Start of Extracted records

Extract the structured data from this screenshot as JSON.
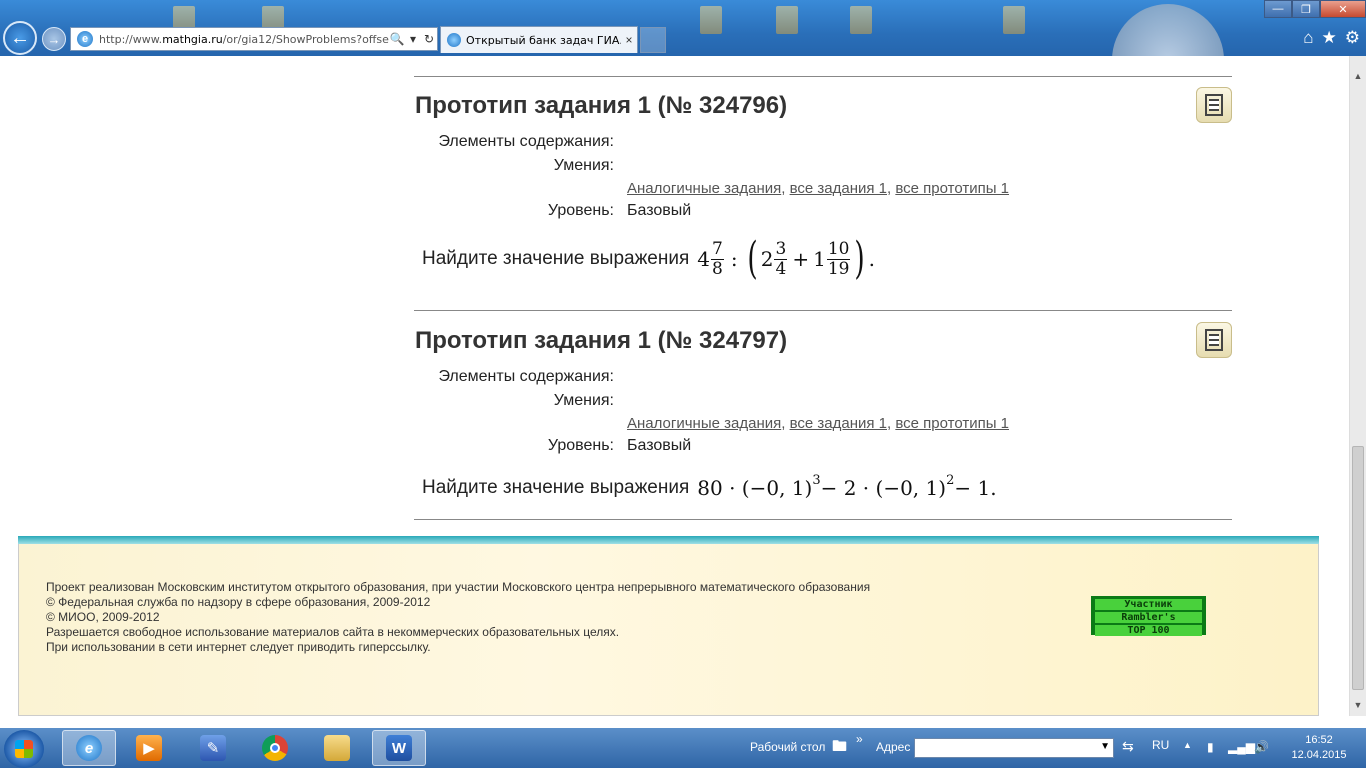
{
  "browser": {
    "url_prefix": "http://www.",
    "url_domain": "mathgia.ru",
    "url_rest": "/or/gia12/ShowProblems?offse",
    "tab_title": "Открытый банк задач ГИА...",
    "tab_close": "×",
    "back_glyph": "←",
    "forward_glyph": "→",
    "search_glyph": "🔍",
    "dropdown_glyph": "▾",
    "refresh_glyph": "↻",
    "minimize": "—",
    "restore": "❐",
    "close": "✕",
    "home_glyph": "⌂",
    "favorites_glyph": "★",
    "settings_glyph": "⚙"
  },
  "problems": [
    {
      "title": "Прототип задания 1 (№ 324796)",
      "content_label": "Элементы содержания:",
      "skills_label": "Умения:",
      "link_similar": "Аналогичные задания",
      "link_all_tasks": "все задания 1",
      "link_all_prototypes": "все прототипы 1",
      "sep1": ", ",
      "sep2": ", ",
      "level_label": "Уровень:",
      "level_value": "Базовый",
      "task_text": "Найдите значение выражения"
    },
    {
      "title": "Прототип задания 1 (№ 324797)",
      "content_label": "Элементы содержания:",
      "skills_label": "Умения:",
      "link_similar": "Аналогичные задания",
      "link_all_tasks": "все задания 1",
      "link_all_prototypes": "все прототипы 1",
      "sep1": ", ",
      "sep2": ", ",
      "level_label": "Уровень:",
      "level_value": "Базовый",
      "task_text": "Найдите значение выражения"
    }
  ],
  "math1": {
    "whole1": "4",
    "num1": "7",
    "den1": "8",
    "colon": ":",
    "whole2": "2",
    "num2": "3",
    "den2": "4",
    "plus": "+",
    "whole3": "1",
    "num3": "10",
    "den3": "19",
    "end": "."
  },
  "math2": {
    "a": "80 · (−0, 1)",
    "exp1": "3",
    "b": " − 2 · (−0, 1)",
    "exp2": "2",
    "c": " − 1",
    "end": "."
  },
  "footer": {
    "line1": "Проект реализован Московским институтом открытого образования, при участии Московского центра непрерывного математического образования",
    "line2": "© Федеральная служба по надзору в сфере образования, 2009-2012",
    "line3": "© МИОО, 2009-2012",
    "line4": "Разрешается свободное использование материалов сайта в некоммерческих образовательных целях.",
    "line5": "При использовании в сети интернет следует приводить гиперссылку.",
    "rambler1": "Участник",
    "rambler2": "Rambler's",
    "rambler3": "TOP 100"
  },
  "taskbar": {
    "desktop_label": "Рабочий стол",
    "chevron": "»",
    "address_label": "Адрес",
    "lang": "RU",
    "time": "16:52",
    "date": "12.04.2015",
    "word_letter": "W",
    "ie_letter": "e"
  }
}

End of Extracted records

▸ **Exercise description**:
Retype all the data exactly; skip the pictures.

▸ **Solved problem**:
Extract the structured data from this screenshot as JSON.
{
  "browser": {
    "url_prefix": "http://www.",
    "url_domain": "mathgia.ru",
    "url_rest": "/or/gia12/ShowProblems?offse",
    "tab_title": "Открытый банк задач ГИА...",
    "tab_close": "×",
    "back_glyph": "←",
    "forward_glyph": "→",
    "search_glyph": "🔍",
    "dropdown_glyph": "▾",
    "refresh_glyph": "↻",
    "minimize": "—",
    "restore": "❐",
    "close": "✕",
    "home_glyph": "⌂",
    "favorites_glyph": "★",
    "settings_glyph": "⚙"
  },
  "problems": [
    {
      "title": "Прототип задания 1 (№ 324796)",
      "content_label": "Элементы содержания:",
      "skills_label": "Умения:",
      "link_similar": "Аналогичные задания",
      "link_all_tasks": "все задания 1",
      "link_all_prototypes": "все прототипы 1",
      "sep1": ", ",
      "sep2": ", ",
      "level_label": "Уровень:",
      "level_value": "Базовый",
      "task_text": "Найдите значение выражения"
    },
    {
      "title": "Прототип задания 1 (№ 324797)",
      "content_label": "Элементы содержания:",
      "skills_label": "Умения:",
      "link_similar": "Аналогичные задания",
      "link_all_tasks": "все задания 1",
      "link_all_prototypes": "все прототипы 1",
      "sep1": ", ",
      "sep2": ", ",
      "level_label": "Уровень:",
      "level_value": "Базовый",
      "task_text": "Найдите значение выражения"
    }
  ],
  "math1": {
    "whole1": "4",
    "num1": "7",
    "den1": "8",
    "colon": ":",
    "whole2": "2",
    "num2": "3",
    "den2": "4",
    "plus": "+",
    "whole3": "1",
    "num3": "10",
    "den3": "19",
    "end": "."
  },
  "math2": {
    "a": "80 · (−0, 1)",
    "exp1": "3",
    "b": " − 2 · (−0, 1)",
    "exp2": "2",
    "c": " − 1",
    "end": "."
  },
  "footer": {
    "line1": "Проект реализован Московским институтом открытого образования, при участии Московского центра непрерывного математического образования",
    "line2": "© Федеральная служба по надзору в сфере образования, 2009-2012",
    "line3": "© МИОО, 2009-2012",
    "line4": "Разрешается свободное использование материалов сайта в некоммерческих образовательных целях.",
    "line5": "При использовании в сети интернет следует приводить гиперссылку.",
    "rambler1": "Участник",
    "rambler2": "Rambler's",
    "rambler3": "TOP 100"
  },
  "taskbar": {
    "desktop_label": "Рабочий стол",
    "chevron": "»",
    "address_label": "Адрес",
    "lang": "RU",
    "time": "16:52",
    "date": "12.04.2015",
    "word_letter": "W",
    "ie_letter": "e"
  }
}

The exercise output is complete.